▸ PROBLEM TO SOLVE
Find the lines in the records below that contain "name", and report each of them.

▸ RECORDS
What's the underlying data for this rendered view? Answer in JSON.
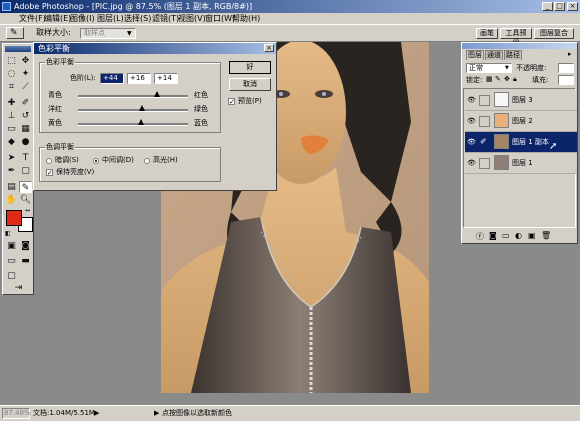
{
  "titlebar": {
    "title": "Adobe Photoshop - [PIC.jpg @ 87.5% (图层 1 副本, RGB/8#)]",
    "minimize": "_",
    "maximize": "□",
    "close": "×"
  },
  "menu": [
    "文件(F)",
    "编辑(E)",
    "图像(I)",
    "图层(L)",
    "选择(S)",
    "滤镜(T)",
    "视图(V)",
    "窗口(W)",
    "帮助(H)"
  ],
  "options": {
    "sample_size_label": "取样大小:",
    "sample_size_value": "取样点",
    "tabs": [
      "画笔",
      "工具预设",
      "图层复合"
    ]
  },
  "dialog": {
    "title": "色彩平衡",
    "balance_group": "色彩平衡",
    "levels_label": "色阶(L):",
    "levels": [
      "+44",
      "+16",
      "+14"
    ],
    "sliders": [
      {
        "left": "青色",
        "right": "红色",
        "value": 44
      },
      {
        "left": "洋红",
        "right": "绿色",
        "value": 16
      },
      {
        "left": "黄色",
        "right": "蓝色",
        "value": 14
      }
    ],
    "tone_group": "色调平衡",
    "tones": [
      "暗调(S)",
      "中间调(D)",
      "高光(H)"
    ],
    "tone_selected": "中间调(D)",
    "preserve_label": "保持亮度(V)",
    "ok": "好",
    "cancel": "取消",
    "preview": "预览(P)"
  },
  "layers_panel": {
    "tabs": [
      "图层",
      "通道",
      "路径"
    ],
    "blend_mode": "正常",
    "opacity_label": "不透明度:",
    "lock_label": "锁定:",
    "fill_label": "填充:",
    "layers": [
      {
        "name": "图层 3",
        "visible": true,
        "selected": false,
        "thumb_color": "#f6f6f6"
      },
      {
        "name": "图层 2",
        "visible": true,
        "selected": false,
        "thumb_color": "#e8b07a"
      },
      {
        "name": "图层 1 副本",
        "visible": true,
        "selected": true,
        "thumb_color": "#a48566"
      },
      {
        "name": "图层 1",
        "visible": true,
        "selected": false,
        "thumb_color": "#8e7f76"
      }
    ]
  },
  "statusbar": {
    "zoom": "87.48%",
    "doc": "文档:1.04M/5.51M",
    "hint": "点按图像以选取新颜色"
  },
  "colors": {
    "foreground": "#e02a18",
    "background": "#ffffff",
    "selection": "#0b246a"
  }
}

▸ RESULT OF THE TASK
        "name": "图层 3",
        "name": "图层 2",
        "name": "图层 1 副本",
        "name": "图层 1",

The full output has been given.